• Wentz's 23 TD passes through nine games make him the youngest quarterback with 23 touchdown passes this early since Dan Marino in 1984.

• Wentz has gone 11 straight games with at least one TD pass and one or fewer interceptions. That's one shy of the franchise record of 12, set in 1990 by Randall Cunningham.

• With seven games left, Wentz is on pace for 40 touchdowns and 9 interceptions. Aaron Rodgers (2011, 2016) and Tom Brady (2007) are the only quarterbacks in NFL history to put up those numbers in a season.

• Wentz has had a passer rating of at least 83.0 in all nine games this year. He's the 10th quarterback in NFL history to open a season by hitting 83.0 or higher in each of his first nine games.

Run defense stats
• Fifteen running backs have had four or more carries against the Eagles this year, and 13 of them have averaged 3.5 yards per carry or worse. Nine of them have averaged 2.5 yards per carry or worse. 

• Opposing teams have run the ball only 166 times against the Eagles this year, the fewest in NFL history through nine games. The previous low was 171 against the 2003 Titans. 

• The Eagles haven't allowed a run longer than 16 yards in their last five games. They've only allowed three all year. Kareem Hunt is still the only running back to gain more than 40 yards against the Eagles this year.

• Jamaal Charles of the Broncos — who Pederson coached in Kansas City — has the highest per-carry average of any running back in NFL history at 5.4, but he gained one yard on four carries Sunday, the lowest average of his career in a game when he had more than one carry.

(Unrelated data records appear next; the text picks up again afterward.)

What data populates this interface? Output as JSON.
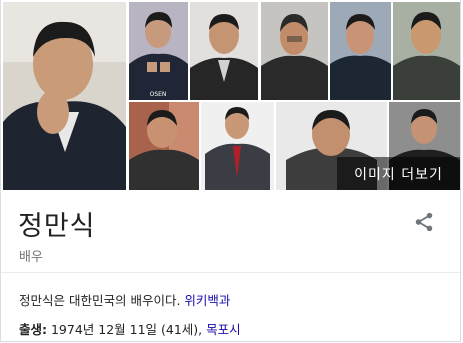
{
  "images": {
    "more_label": "이미지 더보기",
    "watermark_tile6": "OSEN"
  },
  "entity": {
    "name": "정만식",
    "type": "배우",
    "description_text": "정만식은 대한민국의 배우이다. ",
    "description_source": "위키백과"
  },
  "born": {
    "label": "출생:",
    "value": " 1974년 12월 11일 (41세), ",
    "place": "목포시"
  },
  "icons": {
    "share": "share-icon"
  },
  "colors": {
    "link": "#1a0dab",
    "subtle_text": "#70757a",
    "divider": "#ebebeb"
  }
}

• The Broncos are the fifth team the Eagles have held under 65 rushing yards this year. The last time the Eagles held more teams under 65 rushing yards in a full season was 1991 when they held seven teams under. 

First-quarter defense
• The Eagles haven't allowed a first-quarter touchdown in nine games this year and 11 consecutive games dating back to last year. It's the longest the Eagles have gone without allowing a first-quarter TD since a 13-game streak in 1971. The Eagles have allowed only one first-quarter touchdown in 13 home games under Jim Schwartz.

• In all, the Eagles have allowed only 12 first-quarter points, fewest in the NFL. They're on pace to allow 21 this year, which would be the fewest in the NFL since the 2002 Giants allowed 16. The fewest the Eagles have ever allowed in a first quarter over a full season is 16 in 1971 (in 14 games).

Points piling up
• The Eagles have scored 26 or more points in seven straight games, matching the longest streak in franchise history. 

• They're also the 26th team in NFL history to win seven straight games while scoring 26 or more points in all seven games.

The Corey Clement section
• Clement's five TDs are already the sixth-most ever by any Eagles rookie and most ever by a rookie Eagles running back. The previous record of four was shared by Lee Bouggess in 1970, Shady in 2009 and Bryce Brown in 2012. 

• Clement is only the 11th Eagles running back ever with three touchdowns in a game, the first since Shady had three against the Jets in 2011. He's the first rookie to do it since Don Johnson against the Colts in 1953. 

• Clement is also the third rookie in Eagles history — and the first in 64 years — with a rushing TD and receiving TD in the same game. Two rookies did it in November of 1953 — Giancanelli against the Steelers and then Johnson later in the month against both the Colts and Giants.

Run differential is a huge stat
• The Eagles have now gone seven straight games rushing for at least 100 yards while allowing fewer than 100 yards. That's the fifth-longest such streak in NFL history.

• With 1,231 rushing yards and 598 rushing yards allowed, the Eagles are only the sixth team in NFL history to rush for at least 1,200 yards and allow fewer than 600 yards through nine games.

• Nick Foles' 39-yard completion to Nelson Agholor was the Eagles' longest pass play on a fourth down since Brian Mitchell's 57-yarder to Brian Dawkins on a fake punt against the Texans in 2001. 

• Doug Pederson now has a higher winning percentage as head coach of the Eagles than Andy Reid. Reid was 130-93-1 in his 14 years here, a .583 winning percentage. Pederson, who played for Reid and coached under him, is now 15-10 (.600).